The U.S. "shale revolution," also known as "fracking," led to a massive increase in U.S. oil and natural gas production.
This has dovetailed with a rising global demand for plastic products, according to a comprehensive article by reporter Christopher M. Matthews in Monday's Wall Street Journal.
The increase in U.S. petroleum production has made it profitable for oil companies to manufacture plastic pellets for export to countries like Brazil, where the pellets are converted into different products. As women make up a greater share of the the work force in emerging economies, they are demanding convenient plastic products such as baby food in plastic pouches for day care.
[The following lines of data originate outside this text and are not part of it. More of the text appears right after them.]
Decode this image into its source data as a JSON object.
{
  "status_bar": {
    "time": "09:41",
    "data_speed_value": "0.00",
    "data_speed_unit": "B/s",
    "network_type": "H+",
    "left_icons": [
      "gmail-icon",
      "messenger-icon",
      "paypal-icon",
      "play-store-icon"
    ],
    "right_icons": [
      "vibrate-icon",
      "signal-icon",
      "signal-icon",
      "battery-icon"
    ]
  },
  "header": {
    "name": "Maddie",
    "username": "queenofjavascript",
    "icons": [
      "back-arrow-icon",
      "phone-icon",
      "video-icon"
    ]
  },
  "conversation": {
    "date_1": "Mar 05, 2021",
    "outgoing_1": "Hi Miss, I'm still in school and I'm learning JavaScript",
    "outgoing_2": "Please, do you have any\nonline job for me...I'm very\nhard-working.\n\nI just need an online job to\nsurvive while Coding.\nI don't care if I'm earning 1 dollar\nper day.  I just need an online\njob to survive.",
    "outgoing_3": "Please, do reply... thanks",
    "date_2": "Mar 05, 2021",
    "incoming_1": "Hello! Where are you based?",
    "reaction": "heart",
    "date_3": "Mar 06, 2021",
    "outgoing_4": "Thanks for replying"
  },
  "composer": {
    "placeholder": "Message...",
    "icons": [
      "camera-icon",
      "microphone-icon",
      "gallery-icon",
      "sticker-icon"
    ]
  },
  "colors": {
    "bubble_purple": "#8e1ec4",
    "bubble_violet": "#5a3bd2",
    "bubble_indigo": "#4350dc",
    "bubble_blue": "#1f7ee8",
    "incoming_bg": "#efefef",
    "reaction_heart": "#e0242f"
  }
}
To meet the plastics demand, Dow Chemical and other companies are building new manufacturing plants on the Texas Gulf Coast, Matthews reports.
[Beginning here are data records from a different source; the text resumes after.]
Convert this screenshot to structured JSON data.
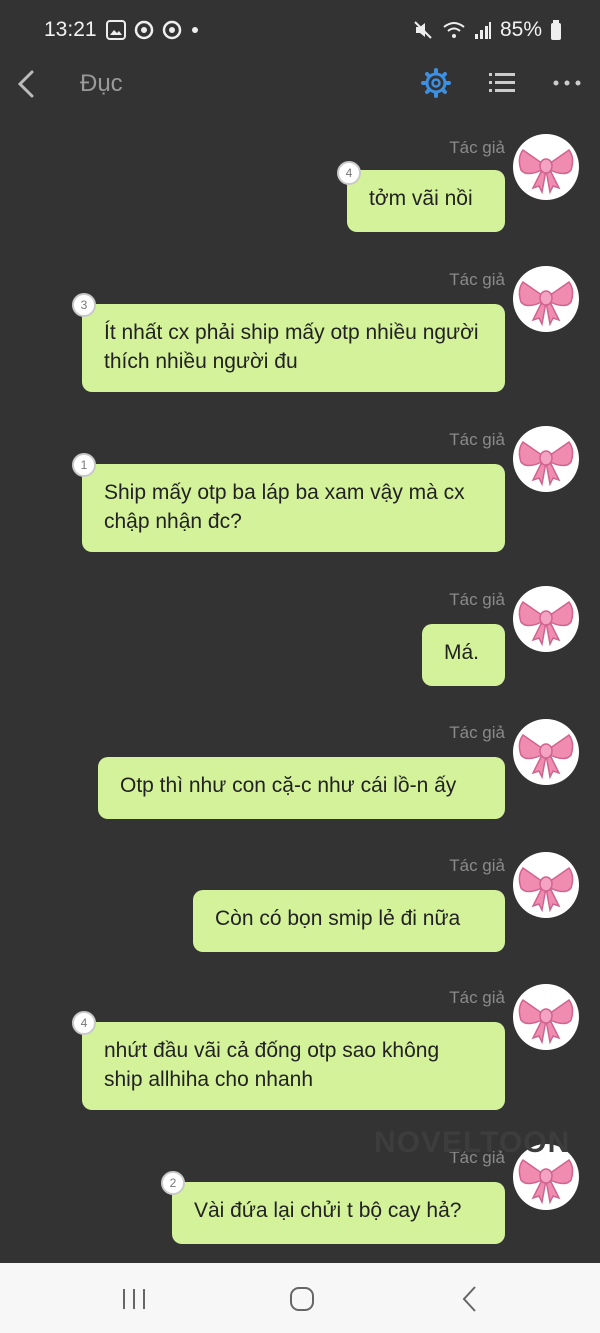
{
  "status_bar": {
    "time": "13:21",
    "battery": "85%",
    "icons": [
      "gallery-icon",
      "chrome-icon",
      "chrome-icon",
      "dot-icon",
      "mute-icon",
      "wifi-icon",
      "signal-icon",
      "battery-icon"
    ]
  },
  "header": {
    "title": "Đục",
    "accent_color": "#3d8fe0"
  },
  "author_label": "Tác giả",
  "messages": [
    {
      "text": "tởm vãi nồi",
      "comments": "4"
    },
    {
      "text": "Ít nhất cx phải ship mấy otp nhiều người thích nhiều người đu",
      "comments": "3"
    },
    {
      "text": "Ship mấy otp ba láp ba xam vậy mà cx chập nhận đc?",
      "comments": "1"
    },
    {
      "text": "Má.",
      "comments": ""
    },
    {
      "text": "Otp thì như con cặ-c như cái lồ-n ấy",
      "comments": ""
    },
    {
      "text": "Còn có bọn smip lẻ đi nữa",
      "comments": ""
    },
    {
      "text": "nhứt đầu vãi cả đống otp sao không ship allhiha cho nhanh",
      "comments": "4"
    },
    {
      "text": "Vài đứa lại chửi t bộ cay hả?",
      "comments": "2"
    }
  ],
  "watermark": "NOVELTOON",
  "colors": {
    "background": "#333333",
    "bubble": "#d3f29a",
    "avatar_bow": "#f08cb0"
  }
}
Matthews delves into the complex supply-demand structure. Part of the plastics equation is a gas by-product of fracking for shale oil. For years, the petroleum companies burned off this gas they considered waste, but now it's being preserved for the increasingly profitable plastics manufacturing. While gasoline is the main petroleum derivative, oil and natural gas is also the main component of plastics, used in products from chairs to disposable diapers.
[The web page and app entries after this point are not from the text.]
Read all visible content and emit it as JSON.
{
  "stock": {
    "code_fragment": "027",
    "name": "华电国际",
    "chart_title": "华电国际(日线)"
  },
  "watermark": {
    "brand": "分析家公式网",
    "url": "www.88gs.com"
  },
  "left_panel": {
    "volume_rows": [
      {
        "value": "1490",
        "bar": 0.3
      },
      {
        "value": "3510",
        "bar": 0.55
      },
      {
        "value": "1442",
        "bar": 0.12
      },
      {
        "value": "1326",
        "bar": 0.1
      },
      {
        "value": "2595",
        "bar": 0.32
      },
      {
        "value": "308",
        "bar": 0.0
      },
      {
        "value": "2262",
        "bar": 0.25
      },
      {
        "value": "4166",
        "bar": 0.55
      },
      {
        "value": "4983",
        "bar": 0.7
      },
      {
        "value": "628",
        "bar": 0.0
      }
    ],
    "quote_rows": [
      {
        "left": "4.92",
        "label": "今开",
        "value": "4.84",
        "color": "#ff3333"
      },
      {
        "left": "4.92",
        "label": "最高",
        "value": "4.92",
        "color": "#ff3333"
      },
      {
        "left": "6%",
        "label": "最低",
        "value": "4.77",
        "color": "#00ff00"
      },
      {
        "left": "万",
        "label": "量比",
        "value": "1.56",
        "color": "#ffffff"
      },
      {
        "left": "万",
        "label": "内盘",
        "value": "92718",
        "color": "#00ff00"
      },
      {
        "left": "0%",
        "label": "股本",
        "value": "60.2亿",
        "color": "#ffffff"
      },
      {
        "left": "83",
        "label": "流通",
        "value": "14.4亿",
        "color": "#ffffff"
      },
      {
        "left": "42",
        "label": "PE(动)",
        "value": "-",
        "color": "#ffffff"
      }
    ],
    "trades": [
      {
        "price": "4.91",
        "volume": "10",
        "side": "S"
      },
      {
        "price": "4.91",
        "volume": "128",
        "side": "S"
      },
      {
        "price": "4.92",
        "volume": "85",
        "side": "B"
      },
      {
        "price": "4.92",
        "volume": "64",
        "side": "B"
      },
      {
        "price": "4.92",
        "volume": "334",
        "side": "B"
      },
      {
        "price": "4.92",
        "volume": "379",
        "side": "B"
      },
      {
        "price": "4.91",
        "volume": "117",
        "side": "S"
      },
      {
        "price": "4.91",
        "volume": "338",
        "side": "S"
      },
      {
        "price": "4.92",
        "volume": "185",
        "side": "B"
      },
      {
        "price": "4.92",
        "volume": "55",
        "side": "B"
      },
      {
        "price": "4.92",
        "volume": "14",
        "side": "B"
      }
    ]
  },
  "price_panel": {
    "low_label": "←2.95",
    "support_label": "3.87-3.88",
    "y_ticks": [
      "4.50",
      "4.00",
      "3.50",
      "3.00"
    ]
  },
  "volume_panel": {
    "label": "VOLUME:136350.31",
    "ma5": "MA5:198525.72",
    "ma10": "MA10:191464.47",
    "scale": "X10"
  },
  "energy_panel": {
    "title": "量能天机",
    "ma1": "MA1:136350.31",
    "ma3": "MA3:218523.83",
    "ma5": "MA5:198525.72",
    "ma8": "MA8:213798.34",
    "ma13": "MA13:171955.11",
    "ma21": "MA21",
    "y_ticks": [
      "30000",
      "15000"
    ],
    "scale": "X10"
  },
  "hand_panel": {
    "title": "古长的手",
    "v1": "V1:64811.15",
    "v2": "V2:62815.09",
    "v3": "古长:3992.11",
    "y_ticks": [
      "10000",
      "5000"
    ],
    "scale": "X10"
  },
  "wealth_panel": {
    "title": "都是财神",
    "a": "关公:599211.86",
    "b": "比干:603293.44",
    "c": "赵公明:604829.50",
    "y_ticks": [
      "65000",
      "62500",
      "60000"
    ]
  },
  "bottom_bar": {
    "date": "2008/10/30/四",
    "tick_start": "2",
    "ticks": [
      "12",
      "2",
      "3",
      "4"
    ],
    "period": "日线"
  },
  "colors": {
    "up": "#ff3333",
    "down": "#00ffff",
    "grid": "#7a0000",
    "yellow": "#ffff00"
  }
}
Congress recently passed legislation removing regulations on the burning of this waste gas, which adds to carbon emissions in the atmosphere. The legislation remains environmentally harmful, despite the decline in the burning of waste gas. Matthews explains that the plastics boom might not last, citing the volatility of the global economy. In the long run, regulation of the waste gas burning will be sorely needed.
The increase in plastic products is ominous for the world's future. As emerging economies move toward a middle class consumerist lifestyle, the consumption of resources will skyrocket, adding to environmental threats. Already, tons of plastic clog landfills and float upon the oceans. In 100 years, plastic could cover the oceans as they rise to inundate coastal cities. Imagine a plastic carpet bobbing upon seawater covering lower Manhattan.
Along with the jump in plastics demand, former Third World countries are acquiring automobiles, especially burgeoning India and China, now the world's largest economy. Although China leads in developing electric cars, its roads are clogged with gasoline-powered cars.
Ford's recent announcement that it will move production of the Focus to China highlighted the communist country's leap in automobile use, leading to more emissions that cause global warming and climate change. A New York Times article buried in the Business Section recently reported the surprising news that China already outstrips Japan and the United States in auto production. I was also surprised to find that China now owns Volvo, once the standard barrier for dependable, safe cars popular among American Yuppies.
After Donald Trump pulled the United States out of the Paris climate agreement, China vowed to take the lead in cutting carbon emissions and limiting global warming. China is taking major steps to reduce dependence on coal and step up the use of solar and wind power. China's surge in automobile use will undermine these efforts.